* **Exercise directions**: Pick every line out of the entries below that has the string "Workflow", and copy it.

── Study material ──

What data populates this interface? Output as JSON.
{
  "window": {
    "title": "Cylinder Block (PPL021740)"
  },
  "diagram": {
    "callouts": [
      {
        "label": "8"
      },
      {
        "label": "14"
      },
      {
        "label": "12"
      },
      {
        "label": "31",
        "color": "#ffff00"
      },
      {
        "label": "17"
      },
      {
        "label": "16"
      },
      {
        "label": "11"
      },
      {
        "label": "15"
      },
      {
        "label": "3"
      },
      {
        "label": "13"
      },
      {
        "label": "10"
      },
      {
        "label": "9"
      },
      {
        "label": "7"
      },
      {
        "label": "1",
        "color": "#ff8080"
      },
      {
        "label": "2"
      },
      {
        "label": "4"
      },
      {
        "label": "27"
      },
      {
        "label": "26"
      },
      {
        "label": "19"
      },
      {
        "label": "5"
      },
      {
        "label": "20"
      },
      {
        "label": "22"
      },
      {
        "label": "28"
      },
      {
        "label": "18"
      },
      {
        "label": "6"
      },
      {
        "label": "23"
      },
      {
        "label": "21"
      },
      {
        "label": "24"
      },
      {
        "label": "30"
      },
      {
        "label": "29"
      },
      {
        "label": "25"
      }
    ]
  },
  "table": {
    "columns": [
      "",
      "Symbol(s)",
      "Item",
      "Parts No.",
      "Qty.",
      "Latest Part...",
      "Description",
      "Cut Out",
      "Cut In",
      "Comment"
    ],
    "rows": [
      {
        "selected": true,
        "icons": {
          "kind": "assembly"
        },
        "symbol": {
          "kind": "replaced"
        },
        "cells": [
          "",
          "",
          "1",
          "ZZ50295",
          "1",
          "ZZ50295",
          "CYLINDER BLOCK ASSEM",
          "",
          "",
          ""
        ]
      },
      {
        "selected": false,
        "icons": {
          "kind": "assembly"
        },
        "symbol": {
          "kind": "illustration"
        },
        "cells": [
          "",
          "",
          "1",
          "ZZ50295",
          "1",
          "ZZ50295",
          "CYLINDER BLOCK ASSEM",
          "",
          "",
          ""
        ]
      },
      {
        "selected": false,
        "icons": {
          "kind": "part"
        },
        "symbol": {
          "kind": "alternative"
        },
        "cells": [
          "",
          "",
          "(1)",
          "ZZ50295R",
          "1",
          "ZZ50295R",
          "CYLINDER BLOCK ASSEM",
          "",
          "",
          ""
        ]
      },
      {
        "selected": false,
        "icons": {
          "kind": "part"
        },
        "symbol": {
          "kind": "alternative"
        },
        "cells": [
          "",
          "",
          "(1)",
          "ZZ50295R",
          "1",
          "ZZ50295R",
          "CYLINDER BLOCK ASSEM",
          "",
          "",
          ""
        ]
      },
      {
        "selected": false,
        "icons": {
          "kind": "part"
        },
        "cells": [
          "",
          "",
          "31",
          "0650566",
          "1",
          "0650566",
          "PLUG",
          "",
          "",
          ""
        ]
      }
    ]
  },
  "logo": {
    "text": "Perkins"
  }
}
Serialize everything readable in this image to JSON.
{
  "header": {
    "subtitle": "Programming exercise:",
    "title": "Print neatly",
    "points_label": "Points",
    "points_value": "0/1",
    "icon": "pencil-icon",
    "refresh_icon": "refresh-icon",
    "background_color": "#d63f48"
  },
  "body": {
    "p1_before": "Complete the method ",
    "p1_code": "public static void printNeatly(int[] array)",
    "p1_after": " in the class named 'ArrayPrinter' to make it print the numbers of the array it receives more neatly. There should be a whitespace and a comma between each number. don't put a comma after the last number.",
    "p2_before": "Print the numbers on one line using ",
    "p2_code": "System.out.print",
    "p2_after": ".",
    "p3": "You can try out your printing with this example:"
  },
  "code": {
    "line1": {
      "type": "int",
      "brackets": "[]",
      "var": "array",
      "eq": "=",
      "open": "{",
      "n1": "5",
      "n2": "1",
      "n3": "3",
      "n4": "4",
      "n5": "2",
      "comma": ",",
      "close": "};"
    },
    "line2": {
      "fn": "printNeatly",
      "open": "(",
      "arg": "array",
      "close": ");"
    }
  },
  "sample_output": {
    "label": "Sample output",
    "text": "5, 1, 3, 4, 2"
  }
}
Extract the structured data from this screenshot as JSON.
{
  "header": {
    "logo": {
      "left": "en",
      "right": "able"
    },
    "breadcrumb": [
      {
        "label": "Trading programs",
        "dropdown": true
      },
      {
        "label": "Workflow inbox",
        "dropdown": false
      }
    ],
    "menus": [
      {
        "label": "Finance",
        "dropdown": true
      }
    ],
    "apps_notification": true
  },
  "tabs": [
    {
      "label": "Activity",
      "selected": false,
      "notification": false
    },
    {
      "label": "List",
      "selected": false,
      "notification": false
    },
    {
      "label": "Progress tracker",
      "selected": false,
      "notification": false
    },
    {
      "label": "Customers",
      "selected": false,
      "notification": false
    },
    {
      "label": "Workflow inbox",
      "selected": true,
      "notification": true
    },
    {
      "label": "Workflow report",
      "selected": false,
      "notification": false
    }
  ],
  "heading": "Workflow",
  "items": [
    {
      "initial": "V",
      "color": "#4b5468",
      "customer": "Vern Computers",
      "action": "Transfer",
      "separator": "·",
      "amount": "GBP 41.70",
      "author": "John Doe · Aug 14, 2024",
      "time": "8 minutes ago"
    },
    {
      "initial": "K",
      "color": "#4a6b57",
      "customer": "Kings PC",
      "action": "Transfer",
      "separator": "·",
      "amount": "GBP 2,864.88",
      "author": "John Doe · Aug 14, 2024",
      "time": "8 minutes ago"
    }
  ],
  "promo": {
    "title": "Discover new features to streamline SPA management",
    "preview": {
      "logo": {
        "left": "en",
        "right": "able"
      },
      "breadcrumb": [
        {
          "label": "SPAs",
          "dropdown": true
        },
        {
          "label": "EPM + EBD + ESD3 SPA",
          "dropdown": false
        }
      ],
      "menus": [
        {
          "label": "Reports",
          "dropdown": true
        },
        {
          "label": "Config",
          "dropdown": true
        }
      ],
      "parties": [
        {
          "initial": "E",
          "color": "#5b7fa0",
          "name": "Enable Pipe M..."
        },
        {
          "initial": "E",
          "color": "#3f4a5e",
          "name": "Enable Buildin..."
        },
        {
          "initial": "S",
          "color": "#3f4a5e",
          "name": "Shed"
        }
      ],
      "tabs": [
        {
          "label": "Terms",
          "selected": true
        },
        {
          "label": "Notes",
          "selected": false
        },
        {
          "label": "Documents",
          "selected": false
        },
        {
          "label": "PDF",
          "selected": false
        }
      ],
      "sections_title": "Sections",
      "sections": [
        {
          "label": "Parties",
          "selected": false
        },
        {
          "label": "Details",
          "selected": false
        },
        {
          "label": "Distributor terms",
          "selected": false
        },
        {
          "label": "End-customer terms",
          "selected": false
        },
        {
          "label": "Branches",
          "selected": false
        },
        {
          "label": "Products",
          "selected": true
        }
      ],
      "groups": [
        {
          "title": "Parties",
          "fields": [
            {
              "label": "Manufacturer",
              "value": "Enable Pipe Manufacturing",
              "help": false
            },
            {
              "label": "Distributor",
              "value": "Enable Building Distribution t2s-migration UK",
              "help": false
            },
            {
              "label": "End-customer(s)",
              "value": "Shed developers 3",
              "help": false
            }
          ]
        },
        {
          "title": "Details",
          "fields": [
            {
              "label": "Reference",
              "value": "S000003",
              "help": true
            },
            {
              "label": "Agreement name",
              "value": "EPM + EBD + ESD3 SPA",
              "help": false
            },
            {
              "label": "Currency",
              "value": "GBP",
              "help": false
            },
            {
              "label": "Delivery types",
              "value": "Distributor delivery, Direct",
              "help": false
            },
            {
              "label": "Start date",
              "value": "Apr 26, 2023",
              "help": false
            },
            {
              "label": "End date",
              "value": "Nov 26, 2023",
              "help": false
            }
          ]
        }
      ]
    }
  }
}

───

* **Output for this exercise**:
        "label": "Workflow inbox",
      "label": "Workflow inbox",
      "label": "Workflow report",
  "heading": "Workflow",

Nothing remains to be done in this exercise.